## What you will do
Every entry should be duplicated verbatim, and no picture may appear in the copy.

━━━━━━━━

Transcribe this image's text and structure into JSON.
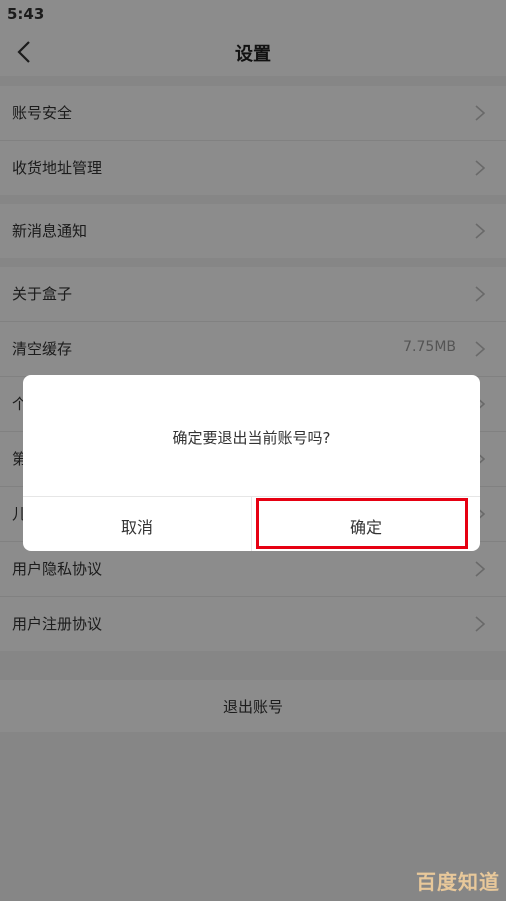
{
  "status_bar": {
    "time": "5:43"
  },
  "header": {
    "title": "设置"
  },
  "groups": [
    {
      "items": [
        {
          "label": "账号安全"
        },
        {
          "label": "收货地址管理"
        }
      ]
    },
    {
      "items": [
        {
          "label": "新消息通知"
        }
      ]
    },
    {
      "items": [
        {
          "label": "关于盒子"
        },
        {
          "label": "清空缓存",
          "value": "7.75MB"
        },
        {
          "label": "个"
        },
        {
          "label": "第"
        },
        {
          "label": "儿"
        },
        {
          "label": "用户隐私协议"
        },
        {
          "label": "用户注册协议"
        }
      ]
    }
  ],
  "logout": {
    "label": "退出账号"
  },
  "dialog": {
    "message": "确定要退出当前账号吗?",
    "cancel": "取消",
    "confirm": "确定"
  },
  "watermark": {
    "text": "百度知道"
  },
  "colors": {
    "highlight": "#e60012",
    "overlay": "rgba(0,0,0,0.45)"
  }
}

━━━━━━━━

## Response below
Transcribe this image's text and structure into JSON.
{
  "status_bar": {
    "time": "5:43"
  },
  "header": {
    "title": "设置"
  },
  "groups": [
    {
      "items": [
        {
          "label": "账号安全"
        },
        {
          "label": "收货地址管理"
        }
      ]
    },
    {
      "items": [
        {
          "label": "新消息通知"
        }
      ]
    },
    {
      "items": [
        {
          "label": "关于盒子"
        },
        {
          "label": "清空缓存",
          "value": "7.75MB"
        },
        {
          "label": "个"
        },
        {
          "label": "第"
        },
        {
          "label": "儿"
        },
        {
          "label": "用户隐私协议"
        },
        {
          "label": "用户注册协议"
        }
      ]
    }
  ],
  "logout": {
    "label": "退出账号"
  },
  "dialog": {
    "message": "确定要退出当前账号吗?",
    "cancel": "取消",
    "confirm": "确定"
  },
  "watermark": {
    "text": "百度知道"
  },
  "colors": {
    "highlight": "#e60012",
    "overlay": "rgba(0,0,0,0.45)"
  }
}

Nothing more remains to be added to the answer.